▶ _WHAT IS EXPECTED_:
Reproduce the full listing without a single change.

--- --- ---

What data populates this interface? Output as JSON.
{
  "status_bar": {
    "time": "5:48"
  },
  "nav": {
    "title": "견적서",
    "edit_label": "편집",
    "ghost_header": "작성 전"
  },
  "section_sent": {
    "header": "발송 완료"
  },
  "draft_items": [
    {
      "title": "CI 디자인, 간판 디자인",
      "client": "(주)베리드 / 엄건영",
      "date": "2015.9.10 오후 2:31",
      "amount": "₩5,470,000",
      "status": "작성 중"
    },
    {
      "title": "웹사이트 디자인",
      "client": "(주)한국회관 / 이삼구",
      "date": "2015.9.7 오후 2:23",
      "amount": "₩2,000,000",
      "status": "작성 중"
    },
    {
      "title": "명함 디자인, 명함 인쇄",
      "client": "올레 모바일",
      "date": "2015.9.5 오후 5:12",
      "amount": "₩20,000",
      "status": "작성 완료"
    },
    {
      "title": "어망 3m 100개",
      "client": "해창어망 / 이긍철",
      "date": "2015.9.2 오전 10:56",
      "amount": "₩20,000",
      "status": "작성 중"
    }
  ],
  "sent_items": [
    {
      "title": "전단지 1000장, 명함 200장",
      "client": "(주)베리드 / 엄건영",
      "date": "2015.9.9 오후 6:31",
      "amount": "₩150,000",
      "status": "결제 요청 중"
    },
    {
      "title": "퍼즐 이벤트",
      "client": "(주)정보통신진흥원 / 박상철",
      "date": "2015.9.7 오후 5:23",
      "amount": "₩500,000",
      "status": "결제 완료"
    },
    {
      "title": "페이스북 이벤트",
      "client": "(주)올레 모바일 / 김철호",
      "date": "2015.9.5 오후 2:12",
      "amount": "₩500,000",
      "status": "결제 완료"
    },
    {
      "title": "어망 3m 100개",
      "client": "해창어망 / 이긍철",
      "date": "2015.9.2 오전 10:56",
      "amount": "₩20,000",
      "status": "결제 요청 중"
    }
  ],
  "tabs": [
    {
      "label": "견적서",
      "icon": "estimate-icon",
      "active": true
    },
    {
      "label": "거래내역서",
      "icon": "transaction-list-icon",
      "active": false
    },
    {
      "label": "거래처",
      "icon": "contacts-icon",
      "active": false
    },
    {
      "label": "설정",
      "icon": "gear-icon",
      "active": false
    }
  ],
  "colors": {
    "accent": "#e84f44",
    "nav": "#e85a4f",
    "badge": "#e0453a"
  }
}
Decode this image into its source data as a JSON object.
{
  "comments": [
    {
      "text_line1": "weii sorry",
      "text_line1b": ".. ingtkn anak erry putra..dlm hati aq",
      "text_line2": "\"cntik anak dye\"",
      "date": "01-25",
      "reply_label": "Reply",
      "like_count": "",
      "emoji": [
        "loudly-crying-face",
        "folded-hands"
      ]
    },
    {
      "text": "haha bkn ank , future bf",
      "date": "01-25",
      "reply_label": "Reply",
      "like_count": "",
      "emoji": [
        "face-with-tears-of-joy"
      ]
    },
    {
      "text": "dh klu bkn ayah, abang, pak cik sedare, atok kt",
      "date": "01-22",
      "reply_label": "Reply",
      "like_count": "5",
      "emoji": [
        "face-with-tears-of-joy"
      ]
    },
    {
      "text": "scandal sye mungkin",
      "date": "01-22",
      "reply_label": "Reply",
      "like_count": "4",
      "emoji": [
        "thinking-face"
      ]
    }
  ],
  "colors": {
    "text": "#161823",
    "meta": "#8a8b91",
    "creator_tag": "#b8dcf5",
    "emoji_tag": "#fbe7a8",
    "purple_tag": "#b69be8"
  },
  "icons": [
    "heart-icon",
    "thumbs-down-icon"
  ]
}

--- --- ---

▶ _EXERCISE ANSWER_:
What data populates this interface? Output as JSON.
{
  "status_bar": {
    "time": "5:48"
  },
  "nav": {
    "title": "견적서",
    "edit_label": "편집",
    "ghost_header": "작성 전"
  },
  "section_sent": {
    "header": "발송 완료"
  },
  "draft_items": [
    {
      "title": "CI 디자인, 간판 디자인",
      "client": "(주)베리드 / 엄건영",
      "date": "2015.9.10 오후 2:31",
      "amount": "₩5,470,000",
      "status": "작성 중"
    },
    {
      "title": "웹사이트 디자인",
      "client": "(주)한국회관 / 이삼구",
      "date": "2015.9.7 오후 2:23",
      "amount": "₩2,000,000",
      "status": "작성 중"
    },
    {
      "title": "명함 디자인, 명함 인쇄",
      "client": "올레 모바일",
      "date": "2015.9.5 오후 5:12",
      "amount": "₩20,000",
      "status": "작성 완료"
    },
    {
      "title": "어망 3m 100개",
      "client": "해창어망 / 이긍철",
      "date": "2015.9.2 오전 10:56",
      "amount": "₩20,000",
      "status": "작성 중"
    }
  ],
  "sent_items": [
    {
      "title": "전단지 1000장, 명함 200장",
      "client": "(주)베리드 / 엄건영",
      "date": "2015.9.9 오후 6:31",
      "amount": "₩150,000",
      "status": "결제 요청 중"
    },
    {
      "title": "퍼즐 이벤트",
      "client": "(주)정보통신진흥원 / 박상철",
      "date": "2015.9.7 오후 5:23",
      "amount": "₩500,000",
      "status": "결제 완료"
    },
    {
      "title": "페이스북 이벤트",
      "client": "(주)올레 모바일 / 김철호",
      "date": "2015.9.5 오후 2:12",
      "amount": "₩500,000",
      "status": "결제 완료"
    },
    {
      "title": "어망 3m 100개",
      "client": "해창어망 / 이긍철",
      "date": "2015.9.2 오전 10:56",
      "amount": "₩20,000",
      "status": "결제 요청 중"
    }
  ],
  "tabs": [
    {
      "label": "견적서",
      "icon": "estimate-icon",
      "active": true
    },
    {
      "label": "거래내역서",
      "icon": "transaction-list-icon",
      "active": false
    },
    {
      "label": "거래처",
      "icon": "contacts-icon",
      "active": false
    },
    {
      "label": "설정",
      "icon": "gear-icon",
      "active": false
    }
  ],
  "colors": {
    "accent": "#e84f44",
    "nav": "#e85a4f",
    "badge": "#e0453a"
  }
}
Decode this image into its source data as a JSON object.
{
  "comments": [
    {
      "text_line1": "weii sorry",
      "text_line1b": ".. ingtkn anak erry putra..dlm hati aq",
      "text_line2": "\"cntik anak dye\"",
      "date": "01-25",
      "reply_label": "Reply",
      "like_count": "",
      "emoji": [
        "loudly-crying-face",
        "folded-hands"
      ]
    },
    {
      "text": "haha bkn ank , future bf",
      "date": "01-25",
      "reply_label": "Reply",
      "like_count": "",
      "emoji": [
        "face-with-tears-of-joy"
      ]
    },
    {
      "text": "dh klu bkn ayah, abang, pak cik sedare, atok kt",
      "date": "01-22",
      "reply_label": "Reply",
      "like_count": "5",
      "emoji": [
        "face-with-tears-of-joy"
      ]
    },
    {
      "text": "scandal sye mungkin",
      "date": "01-22",
      "reply_label": "Reply",
      "like_count": "4",
      "emoji": [
        "thinking-face"
      ]
    }
  ],
  "colors": {
    "text": "#161823",
    "meta": "#8a8b91",
    "creator_tag": "#b8dcf5",
    "emoji_tag": "#fbe7a8",
    "purple_tag": "#b69be8"
  },
  "icons": [
    "heart-icon",
    "thumbs-down-icon"
  ]
}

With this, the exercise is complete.